(The problem):
Search the entries for the word "JSON". Copy every line that holds it.

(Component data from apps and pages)

============================================================

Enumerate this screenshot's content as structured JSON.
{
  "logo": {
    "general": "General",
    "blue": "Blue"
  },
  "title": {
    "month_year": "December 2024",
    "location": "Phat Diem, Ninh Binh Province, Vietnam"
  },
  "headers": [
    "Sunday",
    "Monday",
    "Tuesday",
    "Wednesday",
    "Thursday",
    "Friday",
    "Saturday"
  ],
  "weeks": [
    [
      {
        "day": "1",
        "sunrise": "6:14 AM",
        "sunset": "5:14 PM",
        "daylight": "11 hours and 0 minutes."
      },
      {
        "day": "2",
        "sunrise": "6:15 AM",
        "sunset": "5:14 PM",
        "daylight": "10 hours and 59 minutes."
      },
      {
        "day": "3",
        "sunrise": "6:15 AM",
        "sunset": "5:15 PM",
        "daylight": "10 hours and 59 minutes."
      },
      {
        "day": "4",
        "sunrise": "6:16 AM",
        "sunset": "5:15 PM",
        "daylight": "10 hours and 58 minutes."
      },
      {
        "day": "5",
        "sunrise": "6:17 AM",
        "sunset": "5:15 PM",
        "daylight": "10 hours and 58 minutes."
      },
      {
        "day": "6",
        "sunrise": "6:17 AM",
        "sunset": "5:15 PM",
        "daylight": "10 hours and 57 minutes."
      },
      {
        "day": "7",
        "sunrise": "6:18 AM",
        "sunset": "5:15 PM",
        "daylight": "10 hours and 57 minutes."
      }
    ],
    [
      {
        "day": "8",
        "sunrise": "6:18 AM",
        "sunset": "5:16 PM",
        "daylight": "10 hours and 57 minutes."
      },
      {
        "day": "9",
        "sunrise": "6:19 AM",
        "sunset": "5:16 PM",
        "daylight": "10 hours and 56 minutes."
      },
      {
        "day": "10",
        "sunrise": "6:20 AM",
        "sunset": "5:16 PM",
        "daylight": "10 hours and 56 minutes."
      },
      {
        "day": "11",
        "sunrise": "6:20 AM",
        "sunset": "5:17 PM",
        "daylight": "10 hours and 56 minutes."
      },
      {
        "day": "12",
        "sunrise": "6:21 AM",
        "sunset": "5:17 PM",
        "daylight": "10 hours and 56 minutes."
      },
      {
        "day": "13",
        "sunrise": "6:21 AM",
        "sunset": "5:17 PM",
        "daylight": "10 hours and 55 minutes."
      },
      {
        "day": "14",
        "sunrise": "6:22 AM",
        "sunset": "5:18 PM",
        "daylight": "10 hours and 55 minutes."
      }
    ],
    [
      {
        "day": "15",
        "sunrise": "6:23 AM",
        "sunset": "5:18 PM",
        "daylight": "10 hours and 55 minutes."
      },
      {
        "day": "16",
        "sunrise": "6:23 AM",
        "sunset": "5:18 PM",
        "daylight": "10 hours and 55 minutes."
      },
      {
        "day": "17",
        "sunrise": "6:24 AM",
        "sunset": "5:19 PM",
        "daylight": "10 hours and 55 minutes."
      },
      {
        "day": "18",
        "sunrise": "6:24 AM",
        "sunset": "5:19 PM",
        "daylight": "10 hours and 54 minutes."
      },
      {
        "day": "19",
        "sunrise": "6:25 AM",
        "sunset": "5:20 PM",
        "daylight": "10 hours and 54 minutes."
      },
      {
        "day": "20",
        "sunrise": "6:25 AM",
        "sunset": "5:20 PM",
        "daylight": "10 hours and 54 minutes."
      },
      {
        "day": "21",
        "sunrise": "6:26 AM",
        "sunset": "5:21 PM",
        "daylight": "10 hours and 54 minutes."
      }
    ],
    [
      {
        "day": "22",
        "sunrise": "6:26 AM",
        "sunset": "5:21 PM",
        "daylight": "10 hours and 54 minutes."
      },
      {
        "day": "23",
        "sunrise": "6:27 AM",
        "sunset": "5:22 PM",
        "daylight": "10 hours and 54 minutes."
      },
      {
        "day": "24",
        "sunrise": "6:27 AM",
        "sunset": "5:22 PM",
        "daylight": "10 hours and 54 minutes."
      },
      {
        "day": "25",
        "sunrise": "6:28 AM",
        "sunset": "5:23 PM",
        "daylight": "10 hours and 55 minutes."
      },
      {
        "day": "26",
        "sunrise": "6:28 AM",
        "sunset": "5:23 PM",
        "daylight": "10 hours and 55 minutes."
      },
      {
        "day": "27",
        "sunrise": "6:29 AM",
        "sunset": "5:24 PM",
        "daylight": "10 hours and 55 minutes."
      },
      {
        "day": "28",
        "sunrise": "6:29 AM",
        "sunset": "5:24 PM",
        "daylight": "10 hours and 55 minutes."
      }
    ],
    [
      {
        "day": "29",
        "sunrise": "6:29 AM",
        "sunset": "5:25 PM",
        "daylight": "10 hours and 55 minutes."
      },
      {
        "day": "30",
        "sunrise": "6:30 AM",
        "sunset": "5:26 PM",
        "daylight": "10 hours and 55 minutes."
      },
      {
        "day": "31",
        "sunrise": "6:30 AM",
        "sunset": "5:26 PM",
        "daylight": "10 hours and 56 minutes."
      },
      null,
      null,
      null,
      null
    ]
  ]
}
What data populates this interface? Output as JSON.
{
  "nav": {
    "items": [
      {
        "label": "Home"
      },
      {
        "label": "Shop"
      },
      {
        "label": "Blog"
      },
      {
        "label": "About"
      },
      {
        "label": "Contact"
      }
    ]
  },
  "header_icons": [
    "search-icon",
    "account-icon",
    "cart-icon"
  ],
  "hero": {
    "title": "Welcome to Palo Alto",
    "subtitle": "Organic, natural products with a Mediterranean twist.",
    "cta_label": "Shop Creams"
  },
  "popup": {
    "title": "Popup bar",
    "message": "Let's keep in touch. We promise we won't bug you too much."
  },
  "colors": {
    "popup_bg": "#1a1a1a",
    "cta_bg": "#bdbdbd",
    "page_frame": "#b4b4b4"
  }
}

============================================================

(Result for this exercise):
Enumerate this screenshot's content as structured JSON.
What data populates this interface? Output as JSON.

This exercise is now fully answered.